- Metering Policy: Beginning in May 2019, the Administration began a “metering” practice of telling asylum-seekers arriving at the border that they must wait in Mexico until more space becomes available because of “limited processing capacity.”
- Asylum Ban II: On July 15, 2019, the Administration issued another rule seeking to ban asylum for anyone who entered or attempted to enter across the southern border, if they did not seek protection from a third country while en route to the United States. Active litigation continues challenging this policy.
- Public Charge Restrictions: On August 12, 2019, the Administration announced a rule slated to take effect October 15, 2019, restricting poorer immigrants from being able to apply for green cards and citizenship if they have received public benefits for a certain period, causing them to be viewed as “public charges” in the eyes of the Administration.
What Does President Trump Plan to do About the Immigration Reform in The Near Future?
While we cannot predict what kind of further attacks on immigrants the Administration will announce next, it is clear that the Administration is continuing to make efforts to limit the rights of immigrants in the United States and reduce avenues for legal migration.
The situation for immigrants in the United States today under the Trump Administration is nothing short of difficult and painful.
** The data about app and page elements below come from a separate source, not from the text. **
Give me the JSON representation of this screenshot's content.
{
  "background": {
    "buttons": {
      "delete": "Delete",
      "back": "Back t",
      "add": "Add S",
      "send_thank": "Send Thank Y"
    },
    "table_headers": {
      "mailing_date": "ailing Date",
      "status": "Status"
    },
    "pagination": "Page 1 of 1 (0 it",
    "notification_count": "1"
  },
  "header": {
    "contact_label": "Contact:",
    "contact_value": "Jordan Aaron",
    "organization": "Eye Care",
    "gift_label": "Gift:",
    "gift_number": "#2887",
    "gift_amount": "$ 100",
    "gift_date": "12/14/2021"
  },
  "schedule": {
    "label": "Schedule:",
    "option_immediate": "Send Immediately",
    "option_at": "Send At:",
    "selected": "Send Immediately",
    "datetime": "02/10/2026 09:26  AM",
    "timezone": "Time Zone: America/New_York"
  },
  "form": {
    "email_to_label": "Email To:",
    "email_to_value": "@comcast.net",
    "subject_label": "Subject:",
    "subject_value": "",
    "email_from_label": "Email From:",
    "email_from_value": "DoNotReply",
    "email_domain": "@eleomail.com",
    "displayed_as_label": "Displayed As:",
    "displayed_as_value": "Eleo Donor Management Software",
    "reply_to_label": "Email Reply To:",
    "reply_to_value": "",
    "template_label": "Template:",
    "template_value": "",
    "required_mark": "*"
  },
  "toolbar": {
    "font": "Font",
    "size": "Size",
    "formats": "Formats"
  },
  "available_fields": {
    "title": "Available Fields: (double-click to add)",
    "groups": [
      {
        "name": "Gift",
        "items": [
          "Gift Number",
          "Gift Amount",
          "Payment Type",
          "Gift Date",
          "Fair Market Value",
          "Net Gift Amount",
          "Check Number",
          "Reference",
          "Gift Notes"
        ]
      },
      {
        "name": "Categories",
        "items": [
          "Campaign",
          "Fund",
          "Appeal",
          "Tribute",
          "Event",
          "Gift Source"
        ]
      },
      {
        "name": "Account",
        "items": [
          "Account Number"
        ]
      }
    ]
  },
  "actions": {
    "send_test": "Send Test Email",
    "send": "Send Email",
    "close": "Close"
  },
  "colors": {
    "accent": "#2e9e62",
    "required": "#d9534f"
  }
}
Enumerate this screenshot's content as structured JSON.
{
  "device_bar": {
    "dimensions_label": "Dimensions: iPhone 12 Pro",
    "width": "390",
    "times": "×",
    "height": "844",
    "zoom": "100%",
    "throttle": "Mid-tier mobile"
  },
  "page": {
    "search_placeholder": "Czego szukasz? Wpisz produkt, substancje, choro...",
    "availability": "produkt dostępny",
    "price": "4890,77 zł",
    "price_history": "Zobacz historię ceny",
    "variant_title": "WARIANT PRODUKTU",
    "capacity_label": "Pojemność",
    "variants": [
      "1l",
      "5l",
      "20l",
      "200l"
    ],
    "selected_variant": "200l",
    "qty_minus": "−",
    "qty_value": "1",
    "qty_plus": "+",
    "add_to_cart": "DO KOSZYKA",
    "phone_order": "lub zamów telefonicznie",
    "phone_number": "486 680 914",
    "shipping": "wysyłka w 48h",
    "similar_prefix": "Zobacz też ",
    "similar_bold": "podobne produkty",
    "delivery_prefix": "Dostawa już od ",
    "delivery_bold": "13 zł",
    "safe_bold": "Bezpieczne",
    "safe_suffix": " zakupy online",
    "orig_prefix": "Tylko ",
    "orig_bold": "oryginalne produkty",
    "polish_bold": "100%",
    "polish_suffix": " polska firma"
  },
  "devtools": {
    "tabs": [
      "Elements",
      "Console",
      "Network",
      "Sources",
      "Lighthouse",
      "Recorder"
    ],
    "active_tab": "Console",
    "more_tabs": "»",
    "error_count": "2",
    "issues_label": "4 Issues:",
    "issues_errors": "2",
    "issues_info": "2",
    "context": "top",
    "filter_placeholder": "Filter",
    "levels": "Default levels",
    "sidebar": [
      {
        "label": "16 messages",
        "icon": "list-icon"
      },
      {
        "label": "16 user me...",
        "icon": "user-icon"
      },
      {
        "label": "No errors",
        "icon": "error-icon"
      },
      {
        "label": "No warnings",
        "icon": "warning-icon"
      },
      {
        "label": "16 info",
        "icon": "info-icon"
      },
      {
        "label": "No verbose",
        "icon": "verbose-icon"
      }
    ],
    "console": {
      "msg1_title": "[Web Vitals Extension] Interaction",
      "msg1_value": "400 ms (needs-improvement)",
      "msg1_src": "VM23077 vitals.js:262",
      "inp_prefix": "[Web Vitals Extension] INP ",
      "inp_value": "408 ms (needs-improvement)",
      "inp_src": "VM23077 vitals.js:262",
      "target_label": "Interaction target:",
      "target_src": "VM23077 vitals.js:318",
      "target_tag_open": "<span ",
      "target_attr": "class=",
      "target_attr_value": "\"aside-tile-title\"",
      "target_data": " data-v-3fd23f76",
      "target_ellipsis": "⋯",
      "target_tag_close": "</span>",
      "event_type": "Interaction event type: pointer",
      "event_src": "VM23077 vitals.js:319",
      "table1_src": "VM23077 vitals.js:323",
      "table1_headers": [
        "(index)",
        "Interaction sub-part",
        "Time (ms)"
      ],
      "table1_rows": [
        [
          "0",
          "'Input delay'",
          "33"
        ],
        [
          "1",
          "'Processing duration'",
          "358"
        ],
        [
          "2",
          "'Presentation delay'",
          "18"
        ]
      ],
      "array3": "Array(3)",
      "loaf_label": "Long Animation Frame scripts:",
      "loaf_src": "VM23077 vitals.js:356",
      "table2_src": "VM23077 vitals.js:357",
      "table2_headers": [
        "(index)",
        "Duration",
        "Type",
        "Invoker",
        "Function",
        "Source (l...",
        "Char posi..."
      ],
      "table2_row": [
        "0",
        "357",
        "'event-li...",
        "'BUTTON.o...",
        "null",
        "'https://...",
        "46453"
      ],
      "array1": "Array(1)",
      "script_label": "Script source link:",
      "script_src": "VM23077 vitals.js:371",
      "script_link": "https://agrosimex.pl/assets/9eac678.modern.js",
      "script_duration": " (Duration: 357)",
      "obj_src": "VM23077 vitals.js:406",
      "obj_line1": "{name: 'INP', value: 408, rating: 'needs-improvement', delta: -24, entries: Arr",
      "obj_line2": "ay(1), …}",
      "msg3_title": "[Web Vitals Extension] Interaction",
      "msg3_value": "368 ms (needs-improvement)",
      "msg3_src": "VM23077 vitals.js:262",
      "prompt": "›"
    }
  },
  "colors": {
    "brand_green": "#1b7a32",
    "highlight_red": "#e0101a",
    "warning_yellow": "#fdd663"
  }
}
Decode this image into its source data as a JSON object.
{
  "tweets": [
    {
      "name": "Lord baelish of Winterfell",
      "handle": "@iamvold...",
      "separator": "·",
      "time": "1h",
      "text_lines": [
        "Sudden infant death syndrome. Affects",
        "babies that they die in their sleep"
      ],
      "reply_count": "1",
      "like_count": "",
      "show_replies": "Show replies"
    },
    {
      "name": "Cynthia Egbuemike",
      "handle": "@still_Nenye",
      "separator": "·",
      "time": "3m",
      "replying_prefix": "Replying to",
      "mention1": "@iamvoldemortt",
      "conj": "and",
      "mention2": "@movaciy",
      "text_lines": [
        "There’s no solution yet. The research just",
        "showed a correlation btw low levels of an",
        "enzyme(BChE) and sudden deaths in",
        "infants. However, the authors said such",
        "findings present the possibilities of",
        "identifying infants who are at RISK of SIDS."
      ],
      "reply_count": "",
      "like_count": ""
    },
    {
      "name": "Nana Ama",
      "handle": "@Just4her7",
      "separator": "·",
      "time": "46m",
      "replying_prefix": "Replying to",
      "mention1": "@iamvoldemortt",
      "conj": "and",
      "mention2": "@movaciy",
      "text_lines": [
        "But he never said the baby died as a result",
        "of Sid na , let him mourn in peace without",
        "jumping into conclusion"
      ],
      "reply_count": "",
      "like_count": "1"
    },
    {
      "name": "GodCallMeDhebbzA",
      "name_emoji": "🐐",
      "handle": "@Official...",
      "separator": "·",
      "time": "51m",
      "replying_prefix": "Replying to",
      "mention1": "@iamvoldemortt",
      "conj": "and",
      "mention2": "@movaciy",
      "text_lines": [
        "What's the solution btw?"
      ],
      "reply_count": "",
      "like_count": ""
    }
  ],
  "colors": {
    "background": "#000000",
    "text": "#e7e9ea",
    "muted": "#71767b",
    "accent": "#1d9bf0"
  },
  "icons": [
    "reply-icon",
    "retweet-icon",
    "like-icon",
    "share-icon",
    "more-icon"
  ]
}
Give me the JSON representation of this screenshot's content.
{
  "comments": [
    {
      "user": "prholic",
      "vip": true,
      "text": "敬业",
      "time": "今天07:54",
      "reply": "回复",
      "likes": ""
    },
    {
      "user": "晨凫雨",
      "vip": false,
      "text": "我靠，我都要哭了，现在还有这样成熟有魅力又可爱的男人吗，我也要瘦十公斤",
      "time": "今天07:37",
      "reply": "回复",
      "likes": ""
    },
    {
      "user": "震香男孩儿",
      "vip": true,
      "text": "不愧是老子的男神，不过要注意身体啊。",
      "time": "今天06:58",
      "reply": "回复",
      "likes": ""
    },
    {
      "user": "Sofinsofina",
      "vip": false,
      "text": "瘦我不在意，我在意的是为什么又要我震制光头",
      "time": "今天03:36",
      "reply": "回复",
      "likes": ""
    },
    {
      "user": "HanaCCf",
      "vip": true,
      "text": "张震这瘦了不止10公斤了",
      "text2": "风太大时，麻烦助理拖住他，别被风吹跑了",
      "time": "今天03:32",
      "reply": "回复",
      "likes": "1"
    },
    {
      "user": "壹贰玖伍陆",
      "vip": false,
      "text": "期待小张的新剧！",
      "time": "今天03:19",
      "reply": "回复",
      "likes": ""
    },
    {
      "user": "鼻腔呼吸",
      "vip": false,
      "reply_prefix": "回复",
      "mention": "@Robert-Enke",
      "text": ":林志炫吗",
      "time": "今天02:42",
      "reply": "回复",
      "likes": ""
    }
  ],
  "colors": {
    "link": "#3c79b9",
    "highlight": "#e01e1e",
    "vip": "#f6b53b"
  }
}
Immigration reform that offers legal status to broad groups of immigrants and provides a pathway to citizenship is not something we can expect at the moment. Rather, this is the time when immigrants must defend and empower themselves with information and how they can protect themselves.
Camino Financial proudly stands in solidarity with the Latino immigrant community and small business owners during this time. It is our mission to make sure that there is “No Business Left Behind” , meaning we provide financing options and resources to any small business owners, regardless of their immigration status. We are here to make sure you are able to stay informed with the latest news in immigration and to show you how to fight for your rights.
Information is power. Immigrants can stand up for themselves by learning about their rights and preparing themselves, their families, and their businesses for any potential immigration problems. In the case of an immigration problem in the future, check out our recent post “What happens to my business if I get deported?”